Trimesters - First, Second and Third
The gestational period of a pregnancy is divided into sections of time called trimesters. Officially the trimester definition is "a period or term of three months." A full-term pregnancy lasts nine months. When divided into sections of three, the gestation period is three trimesters.
For fetus developmental purposes these sections of time in the gestational period are further divided into trimester weeks. Your unborn baby goes through drastic changes weekly and as you progress in your pregnancy the viability of your baby increases substantially with each passing week if your baby were to be born premature.
The First Trimester
The first trimester officially begins well before you know you're pregnant. During the trimester weeks one and two of your first trimester you're actually not pregnant. But they're counted as part of trimester one because your doctor or midwife will use the date of your last period to estimate your due date.
Conception occurs in week three. This happens when an egg is released into one of your fallopian tubes and a sperm fertilizes that egg. The fertilized egg is called a zygote and will have 23 chromosomes from you and 23 chromosomes from your partner. These determine eye and hair color, your baby's sex and other traits.
The zygote travels to the uterus where implantation occurs. It's constantly changing and developing and the inner cells change to an embryo while the outer cells become a special membrane that protects and nourishes the embryo. By the end of week four and after implantation, a positive pregnancy test is possible.

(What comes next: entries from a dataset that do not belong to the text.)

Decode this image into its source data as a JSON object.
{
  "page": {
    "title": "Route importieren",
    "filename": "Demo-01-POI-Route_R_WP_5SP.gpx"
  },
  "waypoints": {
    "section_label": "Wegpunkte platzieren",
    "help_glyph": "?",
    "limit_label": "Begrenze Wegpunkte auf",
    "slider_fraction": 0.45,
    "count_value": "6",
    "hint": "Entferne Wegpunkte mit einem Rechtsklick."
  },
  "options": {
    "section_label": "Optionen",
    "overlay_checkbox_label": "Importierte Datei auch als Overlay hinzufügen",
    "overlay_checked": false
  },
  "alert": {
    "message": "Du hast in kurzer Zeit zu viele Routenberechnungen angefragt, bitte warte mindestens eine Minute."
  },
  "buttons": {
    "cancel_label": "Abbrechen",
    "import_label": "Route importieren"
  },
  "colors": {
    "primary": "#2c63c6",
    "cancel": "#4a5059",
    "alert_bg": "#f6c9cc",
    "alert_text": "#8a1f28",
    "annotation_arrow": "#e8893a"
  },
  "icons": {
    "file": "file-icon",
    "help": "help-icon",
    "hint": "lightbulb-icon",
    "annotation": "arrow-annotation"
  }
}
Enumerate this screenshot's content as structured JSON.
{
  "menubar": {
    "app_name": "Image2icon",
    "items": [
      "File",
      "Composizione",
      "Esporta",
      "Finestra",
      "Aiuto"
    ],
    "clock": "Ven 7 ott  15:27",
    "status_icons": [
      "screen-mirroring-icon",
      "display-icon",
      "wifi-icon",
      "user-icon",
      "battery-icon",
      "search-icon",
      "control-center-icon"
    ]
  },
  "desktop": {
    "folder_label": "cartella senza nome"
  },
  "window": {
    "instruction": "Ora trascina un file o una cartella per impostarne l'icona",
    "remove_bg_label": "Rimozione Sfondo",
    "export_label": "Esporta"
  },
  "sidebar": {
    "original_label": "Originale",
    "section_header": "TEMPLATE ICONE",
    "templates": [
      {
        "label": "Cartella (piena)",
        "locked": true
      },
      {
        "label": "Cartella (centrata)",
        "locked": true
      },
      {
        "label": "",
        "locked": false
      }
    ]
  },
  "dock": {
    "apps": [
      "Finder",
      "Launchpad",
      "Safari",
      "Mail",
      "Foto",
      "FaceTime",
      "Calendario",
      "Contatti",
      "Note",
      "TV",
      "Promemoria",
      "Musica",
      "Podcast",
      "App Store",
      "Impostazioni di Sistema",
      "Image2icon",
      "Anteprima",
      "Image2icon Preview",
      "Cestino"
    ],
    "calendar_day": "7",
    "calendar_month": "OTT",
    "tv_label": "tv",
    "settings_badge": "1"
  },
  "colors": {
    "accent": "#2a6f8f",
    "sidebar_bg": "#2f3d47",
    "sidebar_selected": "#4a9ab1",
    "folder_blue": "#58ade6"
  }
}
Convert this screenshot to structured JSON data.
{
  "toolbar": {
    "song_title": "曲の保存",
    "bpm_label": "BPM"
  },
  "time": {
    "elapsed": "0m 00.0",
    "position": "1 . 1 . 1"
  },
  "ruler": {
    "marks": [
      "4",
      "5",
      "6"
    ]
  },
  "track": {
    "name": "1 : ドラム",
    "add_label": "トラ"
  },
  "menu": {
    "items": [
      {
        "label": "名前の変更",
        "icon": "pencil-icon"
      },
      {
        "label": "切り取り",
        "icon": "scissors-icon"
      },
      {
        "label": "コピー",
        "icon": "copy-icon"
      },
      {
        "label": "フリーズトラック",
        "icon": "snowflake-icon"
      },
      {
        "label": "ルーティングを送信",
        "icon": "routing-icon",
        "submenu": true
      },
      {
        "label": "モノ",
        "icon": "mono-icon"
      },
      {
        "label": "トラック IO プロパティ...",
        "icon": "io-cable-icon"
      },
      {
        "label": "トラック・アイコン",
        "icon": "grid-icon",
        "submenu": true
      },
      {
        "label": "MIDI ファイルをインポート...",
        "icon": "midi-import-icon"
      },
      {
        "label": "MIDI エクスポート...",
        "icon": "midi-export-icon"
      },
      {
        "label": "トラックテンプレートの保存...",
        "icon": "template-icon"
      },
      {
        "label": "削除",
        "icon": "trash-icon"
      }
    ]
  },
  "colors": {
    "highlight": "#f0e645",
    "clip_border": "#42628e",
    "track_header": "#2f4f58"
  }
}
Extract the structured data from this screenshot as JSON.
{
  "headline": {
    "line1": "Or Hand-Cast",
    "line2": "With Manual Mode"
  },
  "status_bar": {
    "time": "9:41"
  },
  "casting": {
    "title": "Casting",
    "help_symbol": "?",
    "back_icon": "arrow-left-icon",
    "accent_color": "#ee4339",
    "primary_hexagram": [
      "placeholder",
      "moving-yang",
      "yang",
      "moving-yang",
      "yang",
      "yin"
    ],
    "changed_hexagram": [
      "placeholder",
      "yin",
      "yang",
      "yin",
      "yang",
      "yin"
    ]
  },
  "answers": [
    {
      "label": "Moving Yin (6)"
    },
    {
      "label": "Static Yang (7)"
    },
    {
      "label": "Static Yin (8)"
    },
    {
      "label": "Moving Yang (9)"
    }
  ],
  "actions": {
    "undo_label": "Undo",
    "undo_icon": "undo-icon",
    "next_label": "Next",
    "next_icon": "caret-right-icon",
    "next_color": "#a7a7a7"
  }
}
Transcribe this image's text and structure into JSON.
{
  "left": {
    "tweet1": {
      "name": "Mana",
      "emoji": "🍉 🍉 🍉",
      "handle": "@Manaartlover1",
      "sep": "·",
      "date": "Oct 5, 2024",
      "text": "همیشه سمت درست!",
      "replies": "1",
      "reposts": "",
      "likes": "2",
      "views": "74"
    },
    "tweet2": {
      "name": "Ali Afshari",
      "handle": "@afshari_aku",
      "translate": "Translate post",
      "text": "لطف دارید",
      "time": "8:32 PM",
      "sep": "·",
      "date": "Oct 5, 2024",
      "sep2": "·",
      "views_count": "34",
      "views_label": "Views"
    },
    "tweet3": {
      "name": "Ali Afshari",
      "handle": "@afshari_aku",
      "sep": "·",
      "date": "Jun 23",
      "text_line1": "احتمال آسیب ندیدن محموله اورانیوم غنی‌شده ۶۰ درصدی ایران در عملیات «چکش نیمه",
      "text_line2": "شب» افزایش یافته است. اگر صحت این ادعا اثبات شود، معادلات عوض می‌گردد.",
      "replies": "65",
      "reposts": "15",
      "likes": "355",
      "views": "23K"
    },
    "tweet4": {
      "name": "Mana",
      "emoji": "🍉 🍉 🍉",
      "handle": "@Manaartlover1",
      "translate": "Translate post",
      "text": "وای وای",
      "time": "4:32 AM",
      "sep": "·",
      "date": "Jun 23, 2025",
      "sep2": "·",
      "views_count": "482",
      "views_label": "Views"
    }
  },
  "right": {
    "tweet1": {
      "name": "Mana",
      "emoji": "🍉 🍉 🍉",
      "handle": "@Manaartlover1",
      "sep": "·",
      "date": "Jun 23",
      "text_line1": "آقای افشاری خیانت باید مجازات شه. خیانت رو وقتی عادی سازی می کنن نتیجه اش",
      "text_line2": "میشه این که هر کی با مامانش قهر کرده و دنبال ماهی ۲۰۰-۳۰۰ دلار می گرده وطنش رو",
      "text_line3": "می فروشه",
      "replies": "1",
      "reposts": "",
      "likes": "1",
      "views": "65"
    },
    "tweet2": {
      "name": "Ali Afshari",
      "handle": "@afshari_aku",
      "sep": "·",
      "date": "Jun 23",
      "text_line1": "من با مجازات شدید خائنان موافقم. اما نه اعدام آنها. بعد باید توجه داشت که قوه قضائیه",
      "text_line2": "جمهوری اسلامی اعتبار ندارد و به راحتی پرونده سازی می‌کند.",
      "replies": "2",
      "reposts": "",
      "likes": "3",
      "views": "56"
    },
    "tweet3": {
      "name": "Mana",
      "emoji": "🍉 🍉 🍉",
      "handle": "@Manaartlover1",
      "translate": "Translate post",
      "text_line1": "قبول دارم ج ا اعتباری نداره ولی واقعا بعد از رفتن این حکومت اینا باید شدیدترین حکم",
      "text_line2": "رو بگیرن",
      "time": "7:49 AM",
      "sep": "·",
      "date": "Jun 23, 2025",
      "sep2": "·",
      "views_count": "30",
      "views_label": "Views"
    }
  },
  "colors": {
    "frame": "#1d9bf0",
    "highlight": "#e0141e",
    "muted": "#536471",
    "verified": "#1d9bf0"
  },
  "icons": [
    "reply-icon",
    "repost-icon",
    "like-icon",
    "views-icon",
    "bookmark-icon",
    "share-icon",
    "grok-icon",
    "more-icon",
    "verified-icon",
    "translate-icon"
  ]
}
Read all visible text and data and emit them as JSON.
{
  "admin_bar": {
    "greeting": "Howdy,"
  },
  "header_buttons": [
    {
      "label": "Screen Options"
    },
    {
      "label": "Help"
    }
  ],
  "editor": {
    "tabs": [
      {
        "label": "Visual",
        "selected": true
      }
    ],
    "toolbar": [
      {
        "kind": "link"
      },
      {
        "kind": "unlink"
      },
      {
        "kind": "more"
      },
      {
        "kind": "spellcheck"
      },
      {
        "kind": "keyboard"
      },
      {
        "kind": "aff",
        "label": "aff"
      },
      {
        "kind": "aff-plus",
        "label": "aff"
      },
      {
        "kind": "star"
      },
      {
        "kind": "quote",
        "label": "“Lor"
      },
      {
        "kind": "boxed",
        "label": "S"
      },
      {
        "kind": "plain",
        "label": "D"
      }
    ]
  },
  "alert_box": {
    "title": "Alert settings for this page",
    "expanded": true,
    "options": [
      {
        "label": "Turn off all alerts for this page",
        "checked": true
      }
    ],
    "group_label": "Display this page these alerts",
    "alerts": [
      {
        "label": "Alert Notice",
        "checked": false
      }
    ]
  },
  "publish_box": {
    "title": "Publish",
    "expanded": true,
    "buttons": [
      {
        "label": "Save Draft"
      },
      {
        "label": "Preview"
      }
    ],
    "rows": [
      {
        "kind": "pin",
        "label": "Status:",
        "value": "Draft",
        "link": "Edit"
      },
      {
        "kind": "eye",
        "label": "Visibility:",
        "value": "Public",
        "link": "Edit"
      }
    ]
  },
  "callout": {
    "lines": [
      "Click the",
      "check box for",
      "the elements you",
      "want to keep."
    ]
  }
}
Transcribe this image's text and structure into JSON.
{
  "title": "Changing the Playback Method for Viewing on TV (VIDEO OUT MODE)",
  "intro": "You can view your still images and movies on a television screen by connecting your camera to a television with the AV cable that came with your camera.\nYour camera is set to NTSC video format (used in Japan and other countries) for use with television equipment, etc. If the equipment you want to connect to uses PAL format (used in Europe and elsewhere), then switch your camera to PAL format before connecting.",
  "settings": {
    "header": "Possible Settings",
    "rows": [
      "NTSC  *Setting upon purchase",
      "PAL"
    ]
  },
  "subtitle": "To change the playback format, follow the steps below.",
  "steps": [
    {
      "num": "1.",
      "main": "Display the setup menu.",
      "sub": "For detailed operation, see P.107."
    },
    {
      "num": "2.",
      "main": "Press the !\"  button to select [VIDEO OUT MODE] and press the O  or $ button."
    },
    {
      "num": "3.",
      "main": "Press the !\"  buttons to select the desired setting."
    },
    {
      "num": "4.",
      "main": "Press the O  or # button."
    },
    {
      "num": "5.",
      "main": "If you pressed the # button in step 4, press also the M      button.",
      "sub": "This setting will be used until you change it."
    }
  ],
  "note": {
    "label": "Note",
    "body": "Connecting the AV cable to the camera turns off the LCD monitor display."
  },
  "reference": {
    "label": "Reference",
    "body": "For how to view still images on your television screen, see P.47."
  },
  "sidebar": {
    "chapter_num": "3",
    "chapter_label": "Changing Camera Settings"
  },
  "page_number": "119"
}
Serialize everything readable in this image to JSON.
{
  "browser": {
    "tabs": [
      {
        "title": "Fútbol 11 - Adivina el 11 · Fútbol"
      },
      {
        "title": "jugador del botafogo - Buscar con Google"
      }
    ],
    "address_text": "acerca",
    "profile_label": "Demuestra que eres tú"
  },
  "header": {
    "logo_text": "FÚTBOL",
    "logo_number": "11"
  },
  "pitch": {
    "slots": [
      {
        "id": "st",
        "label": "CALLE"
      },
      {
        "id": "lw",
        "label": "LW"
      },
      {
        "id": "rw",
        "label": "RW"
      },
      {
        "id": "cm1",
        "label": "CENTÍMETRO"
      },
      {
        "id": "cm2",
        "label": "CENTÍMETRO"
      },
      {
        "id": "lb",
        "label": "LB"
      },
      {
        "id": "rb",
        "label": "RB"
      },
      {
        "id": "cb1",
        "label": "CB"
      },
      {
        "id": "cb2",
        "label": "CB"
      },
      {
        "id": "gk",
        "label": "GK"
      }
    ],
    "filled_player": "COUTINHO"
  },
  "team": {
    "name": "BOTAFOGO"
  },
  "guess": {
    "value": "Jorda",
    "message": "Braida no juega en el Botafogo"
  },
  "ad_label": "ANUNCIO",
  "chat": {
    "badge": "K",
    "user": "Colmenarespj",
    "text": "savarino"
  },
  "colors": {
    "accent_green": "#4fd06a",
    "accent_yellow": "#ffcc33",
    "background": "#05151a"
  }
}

The embryonic period starts the fifth week and your baby's organs like heart, spinal cord and brain begin to form. In the sixth week your baby's heart is pumping blood. Around eight weeks your baby will start to move, but she'll be too tiny for you to feel those movements. Week eleven marks your baby's transition from embryo to fetus and by week 12, the end of the first trimester, your baby's face will look human.